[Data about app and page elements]
--

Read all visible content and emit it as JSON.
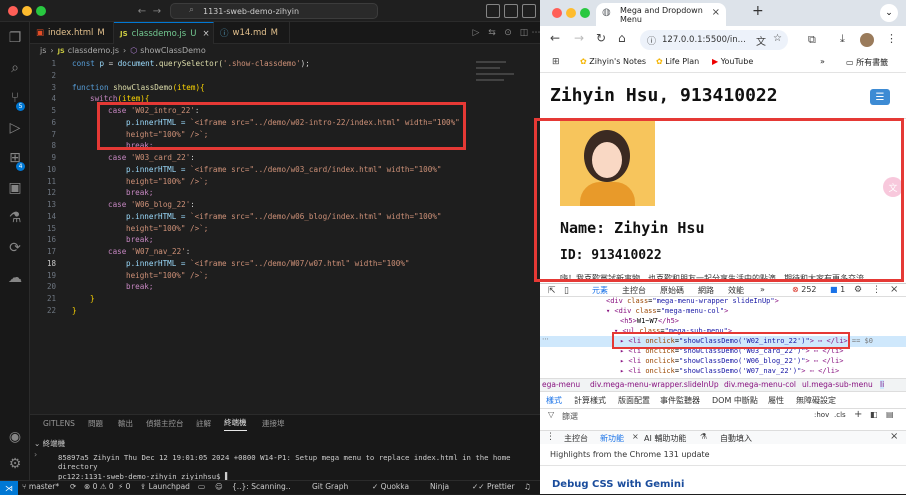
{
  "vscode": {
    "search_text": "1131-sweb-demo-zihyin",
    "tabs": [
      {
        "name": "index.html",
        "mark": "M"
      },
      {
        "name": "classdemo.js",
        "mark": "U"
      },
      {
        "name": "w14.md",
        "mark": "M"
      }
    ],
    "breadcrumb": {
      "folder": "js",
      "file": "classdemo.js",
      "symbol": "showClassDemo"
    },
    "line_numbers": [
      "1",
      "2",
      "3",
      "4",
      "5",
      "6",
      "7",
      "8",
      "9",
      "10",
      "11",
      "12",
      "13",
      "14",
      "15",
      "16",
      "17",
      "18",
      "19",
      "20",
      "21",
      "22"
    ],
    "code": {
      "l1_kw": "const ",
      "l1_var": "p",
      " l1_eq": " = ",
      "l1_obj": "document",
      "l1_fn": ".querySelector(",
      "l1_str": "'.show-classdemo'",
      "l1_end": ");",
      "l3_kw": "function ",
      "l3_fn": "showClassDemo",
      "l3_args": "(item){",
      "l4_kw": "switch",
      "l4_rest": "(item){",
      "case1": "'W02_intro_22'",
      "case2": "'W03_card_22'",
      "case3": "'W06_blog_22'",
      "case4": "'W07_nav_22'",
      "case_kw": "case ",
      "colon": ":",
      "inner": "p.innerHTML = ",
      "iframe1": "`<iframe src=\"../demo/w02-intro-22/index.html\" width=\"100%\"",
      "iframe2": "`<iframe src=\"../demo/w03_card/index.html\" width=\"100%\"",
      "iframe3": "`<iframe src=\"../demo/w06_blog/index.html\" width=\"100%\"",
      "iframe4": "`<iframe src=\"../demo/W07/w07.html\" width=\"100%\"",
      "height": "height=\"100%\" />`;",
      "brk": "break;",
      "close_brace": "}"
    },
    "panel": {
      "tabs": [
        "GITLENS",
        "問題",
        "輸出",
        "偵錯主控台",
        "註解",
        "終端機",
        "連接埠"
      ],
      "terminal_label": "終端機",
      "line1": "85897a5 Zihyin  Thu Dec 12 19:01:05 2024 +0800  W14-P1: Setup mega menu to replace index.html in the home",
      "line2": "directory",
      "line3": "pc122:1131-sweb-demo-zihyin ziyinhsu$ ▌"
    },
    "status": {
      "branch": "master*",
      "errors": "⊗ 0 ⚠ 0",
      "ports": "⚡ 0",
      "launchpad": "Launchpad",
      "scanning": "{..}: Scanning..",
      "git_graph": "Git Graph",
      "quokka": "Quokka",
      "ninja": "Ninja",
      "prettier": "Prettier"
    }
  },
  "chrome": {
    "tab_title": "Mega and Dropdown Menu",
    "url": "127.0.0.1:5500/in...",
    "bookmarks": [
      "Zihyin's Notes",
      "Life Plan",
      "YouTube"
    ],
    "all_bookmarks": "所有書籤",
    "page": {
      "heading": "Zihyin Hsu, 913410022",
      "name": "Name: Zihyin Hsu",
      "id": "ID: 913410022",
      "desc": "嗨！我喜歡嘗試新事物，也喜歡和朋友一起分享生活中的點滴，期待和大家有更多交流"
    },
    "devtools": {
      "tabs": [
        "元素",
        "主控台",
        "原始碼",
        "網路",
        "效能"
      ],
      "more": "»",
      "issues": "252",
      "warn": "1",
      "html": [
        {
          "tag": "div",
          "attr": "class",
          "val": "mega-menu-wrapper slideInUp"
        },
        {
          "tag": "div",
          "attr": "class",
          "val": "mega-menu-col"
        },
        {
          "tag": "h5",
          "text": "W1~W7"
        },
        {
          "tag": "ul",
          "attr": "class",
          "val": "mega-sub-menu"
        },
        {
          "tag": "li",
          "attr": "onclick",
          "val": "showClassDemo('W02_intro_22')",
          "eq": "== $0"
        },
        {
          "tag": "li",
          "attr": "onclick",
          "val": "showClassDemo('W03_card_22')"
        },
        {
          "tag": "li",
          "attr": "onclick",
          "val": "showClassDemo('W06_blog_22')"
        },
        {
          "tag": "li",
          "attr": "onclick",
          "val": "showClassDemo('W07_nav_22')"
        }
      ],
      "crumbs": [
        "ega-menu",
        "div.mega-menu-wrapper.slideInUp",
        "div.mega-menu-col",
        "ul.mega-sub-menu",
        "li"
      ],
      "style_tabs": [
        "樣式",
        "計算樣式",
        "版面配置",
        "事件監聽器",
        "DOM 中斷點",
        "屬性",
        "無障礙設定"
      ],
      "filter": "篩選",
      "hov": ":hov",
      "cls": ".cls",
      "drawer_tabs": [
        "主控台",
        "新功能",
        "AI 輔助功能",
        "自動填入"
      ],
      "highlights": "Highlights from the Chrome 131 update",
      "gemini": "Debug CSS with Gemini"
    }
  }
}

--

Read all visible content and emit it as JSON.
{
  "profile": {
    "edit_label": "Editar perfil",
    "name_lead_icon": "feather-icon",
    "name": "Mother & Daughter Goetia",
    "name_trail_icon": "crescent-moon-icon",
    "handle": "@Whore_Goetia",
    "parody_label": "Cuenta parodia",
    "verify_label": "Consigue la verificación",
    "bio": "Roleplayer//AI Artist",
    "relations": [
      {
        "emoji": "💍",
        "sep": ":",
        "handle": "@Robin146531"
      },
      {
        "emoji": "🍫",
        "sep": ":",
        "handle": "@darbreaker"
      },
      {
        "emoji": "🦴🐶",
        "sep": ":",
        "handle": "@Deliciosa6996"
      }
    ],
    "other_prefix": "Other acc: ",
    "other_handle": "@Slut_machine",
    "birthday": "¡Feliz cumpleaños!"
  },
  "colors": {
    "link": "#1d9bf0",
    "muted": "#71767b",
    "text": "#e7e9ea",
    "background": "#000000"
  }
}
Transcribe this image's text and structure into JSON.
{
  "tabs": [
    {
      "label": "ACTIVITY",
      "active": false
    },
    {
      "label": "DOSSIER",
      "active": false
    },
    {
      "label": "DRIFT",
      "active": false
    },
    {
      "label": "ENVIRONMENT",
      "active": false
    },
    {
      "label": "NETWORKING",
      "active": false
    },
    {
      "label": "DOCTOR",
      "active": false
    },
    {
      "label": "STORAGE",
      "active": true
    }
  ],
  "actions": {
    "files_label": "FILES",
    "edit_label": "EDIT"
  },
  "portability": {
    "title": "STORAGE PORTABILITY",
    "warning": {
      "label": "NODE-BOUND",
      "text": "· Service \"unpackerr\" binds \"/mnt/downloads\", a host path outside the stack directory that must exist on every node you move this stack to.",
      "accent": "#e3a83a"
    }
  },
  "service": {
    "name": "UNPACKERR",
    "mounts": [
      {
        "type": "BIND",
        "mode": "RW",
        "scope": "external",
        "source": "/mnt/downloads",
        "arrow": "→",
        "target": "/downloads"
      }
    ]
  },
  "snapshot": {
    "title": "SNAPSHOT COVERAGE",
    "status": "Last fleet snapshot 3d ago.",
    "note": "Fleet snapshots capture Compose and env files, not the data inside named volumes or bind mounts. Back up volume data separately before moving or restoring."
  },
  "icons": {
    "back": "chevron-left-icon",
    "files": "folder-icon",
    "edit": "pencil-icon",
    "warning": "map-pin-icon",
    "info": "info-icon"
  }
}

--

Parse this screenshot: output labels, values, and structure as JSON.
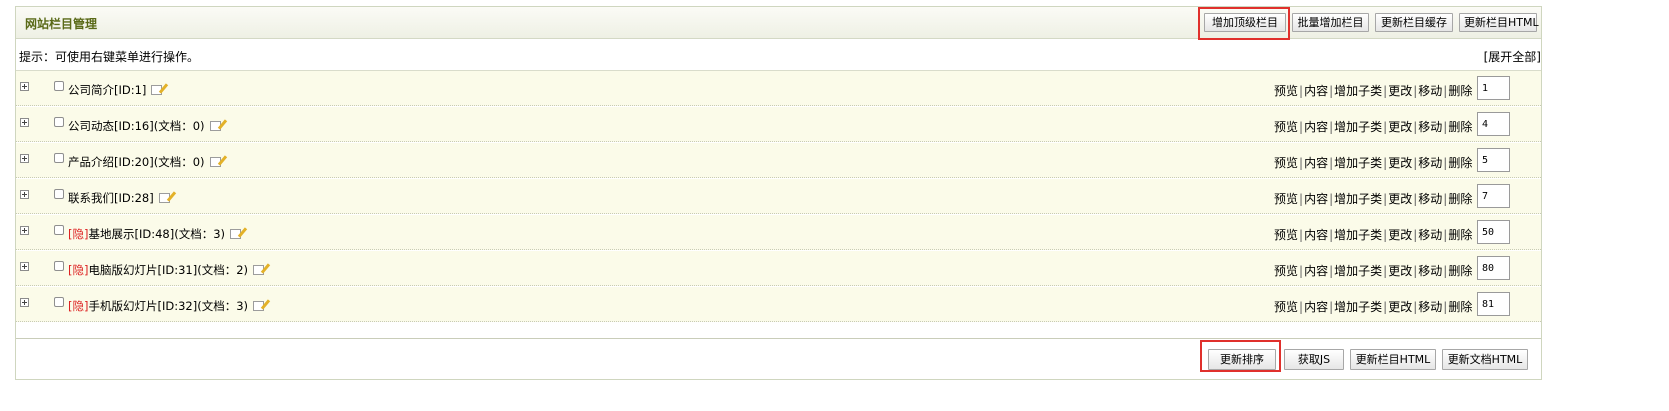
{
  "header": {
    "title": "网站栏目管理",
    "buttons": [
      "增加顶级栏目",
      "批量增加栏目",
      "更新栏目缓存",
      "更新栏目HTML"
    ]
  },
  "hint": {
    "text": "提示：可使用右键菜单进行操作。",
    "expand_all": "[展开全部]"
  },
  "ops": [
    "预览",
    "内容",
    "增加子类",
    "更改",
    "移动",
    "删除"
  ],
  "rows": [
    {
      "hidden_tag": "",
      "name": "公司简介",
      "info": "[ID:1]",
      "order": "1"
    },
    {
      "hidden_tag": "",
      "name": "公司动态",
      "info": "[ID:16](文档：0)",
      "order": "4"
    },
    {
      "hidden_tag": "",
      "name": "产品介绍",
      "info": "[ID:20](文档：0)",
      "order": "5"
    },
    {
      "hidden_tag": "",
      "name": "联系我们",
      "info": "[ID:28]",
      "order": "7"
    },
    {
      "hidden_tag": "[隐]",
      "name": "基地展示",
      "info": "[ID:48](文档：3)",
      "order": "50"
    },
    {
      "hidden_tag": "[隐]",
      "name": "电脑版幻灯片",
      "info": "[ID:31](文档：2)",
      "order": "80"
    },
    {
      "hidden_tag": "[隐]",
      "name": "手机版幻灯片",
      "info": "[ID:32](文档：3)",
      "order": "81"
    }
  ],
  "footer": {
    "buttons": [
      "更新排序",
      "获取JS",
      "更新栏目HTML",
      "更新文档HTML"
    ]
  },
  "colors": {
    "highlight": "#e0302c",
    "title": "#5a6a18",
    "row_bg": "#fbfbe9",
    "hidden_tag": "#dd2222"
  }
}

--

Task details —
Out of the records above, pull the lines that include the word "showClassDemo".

Solution for this exercise —
      "symbol": "showClassDemo"
      "l3_fn": "showClassDemo",
          "val": "showClassDemo('W02_intro_22')",
          "val": "showClassDemo('W03_card_22')"
          "val": "showClassDemo('W06_blog_22')"
          "val": "showClassDemo('W07_nav_22')"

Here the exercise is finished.